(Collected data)

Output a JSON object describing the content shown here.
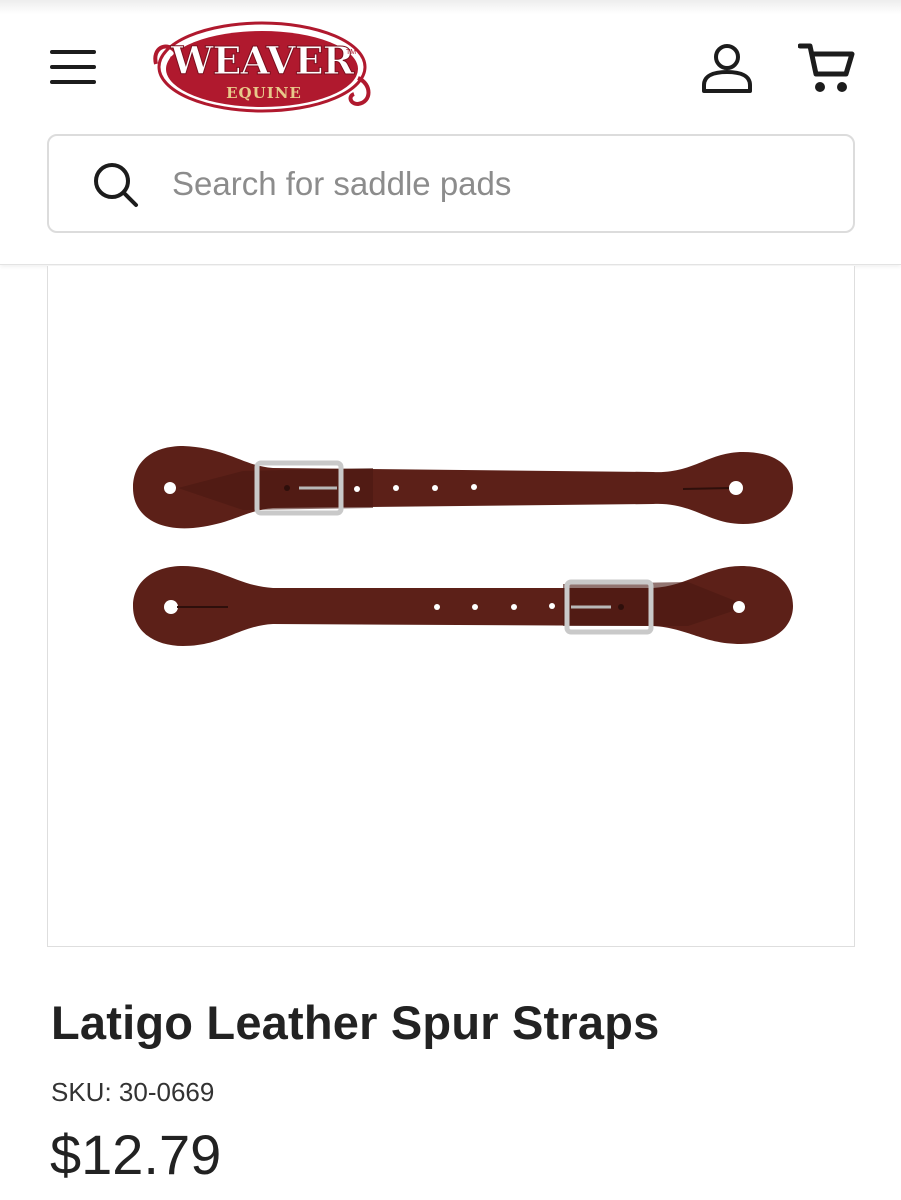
{
  "header": {
    "logo": {
      "brand": "WEAVER",
      "sub": "EQUINE",
      "tm": "TM",
      "primary_color": "#b0192e",
      "gold_color": "#e8c98a"
    },
    "icons": {
      "menu": "hamburger-menu-icon",
      "account": "user-account-icon",
      "cart": "shopping-cart-icon"
    }
  },
  "search": {
    "placeholder": "Search for saddle pads",
    "value": "",
    "icon": "search-icon"
  },
  "product": {
    "image_alt": "Latigo leather spur straps with buckles",
    "title": "Latigo Leather Spur Straps",
    "sku_label": "SKU:",
    "sku": "30-0669",
    "price": "$12.79",
    "leather_color": "#5c2018",
    "buckle_color": "#c9c9c9"
  }
}
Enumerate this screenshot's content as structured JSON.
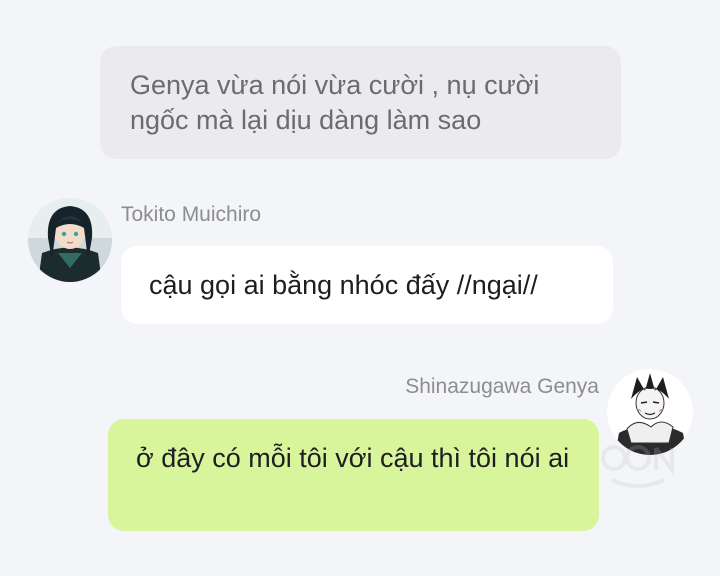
{
  "messages": {
    "narration": {
      "text": "Genya vừa nói vừa cười , nụ cười ngốc mà lại dịu dàng làm sao"
    },
    "left": {
      "sender": "Tokito Muichiro",
      "text": "cậu gọi ai bằng nhóc đấy //ngại//",
      "avatar": "tokito-avatar-icon"
    },
    "right": {
      "sender": "Shinazugawa Genya",
      "text": "ở đây có mỗi tôi với cậu thì tôi nói ai",
      "avatar": "genya-avatar-icon"
    }
  },
  "colors": {
    "background": "#f4f5f9",
    "narration_bubble": "#ebebed",
    "left_bubble": "#ffffff",
    "right_bubble": "#d9f59b",
    "sender_text": "#8c8c93"
  }
}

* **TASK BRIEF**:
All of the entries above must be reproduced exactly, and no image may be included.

* **WRITTEN SOLUTION**:
Output a JSON object describing the content shown here.
{
  "header": {
    "logo": {
      "brand": "WEAVER",
      "sub": "EQUINE",
      "tm": "TM",
      "primary_color": "#b0192e",
      "gold_color": "#e8c98a"
    },
    "icons": {
      "menu": "hamburger-menu-icon",
      "account": "user-account-icon",
      "cart": "shopping-cart-icon"
    }
  },
  "search": {
    "placeholder": "Search for saddle pads",
    "value": "",
    "icon": "search-icon"
  },
  "product": {
    "image_alt": "Latigo leather spur straps with buckles",
    "title": "Latigo Leather Spur Straps",
    "sku_label": "SKU:",
    "sku": "30-0669",
    "price": "$12.79",
    "leather_color": "#5c2018",
    "buckle_color": "#c9c9c9"
  }
}
Enumerate this screenshot's content as structured JSON.
{
  "messages": {
    "narration": {
      "text": "Genya vừa nói vừa cười , nụ cười ngốc mà lại dịu dàng làm sao"
    },
    "left": {
      "sender": "Tokito Muichiro",
      "text": "cậu gọi ai bằng nhóc đấy //ngại//",
      "avatar": "tokito-avatar-icon"
    },
    "right": {
      "sender": "Shinazugawa Genya",
      "text": "ở đây có mỗi tôi với cậu thì tôi nói ai",
      "avatar": "genya-avatar-icon"
    }
  },
  "colors": {
    "background": "#f4f5f9",
    "narration_bubble": "#ebebed",
    "left_bubble": "#ffffff",
    "right_bubble": "#d9f59b",
    "sender_text": "#8c8c93"
  }
}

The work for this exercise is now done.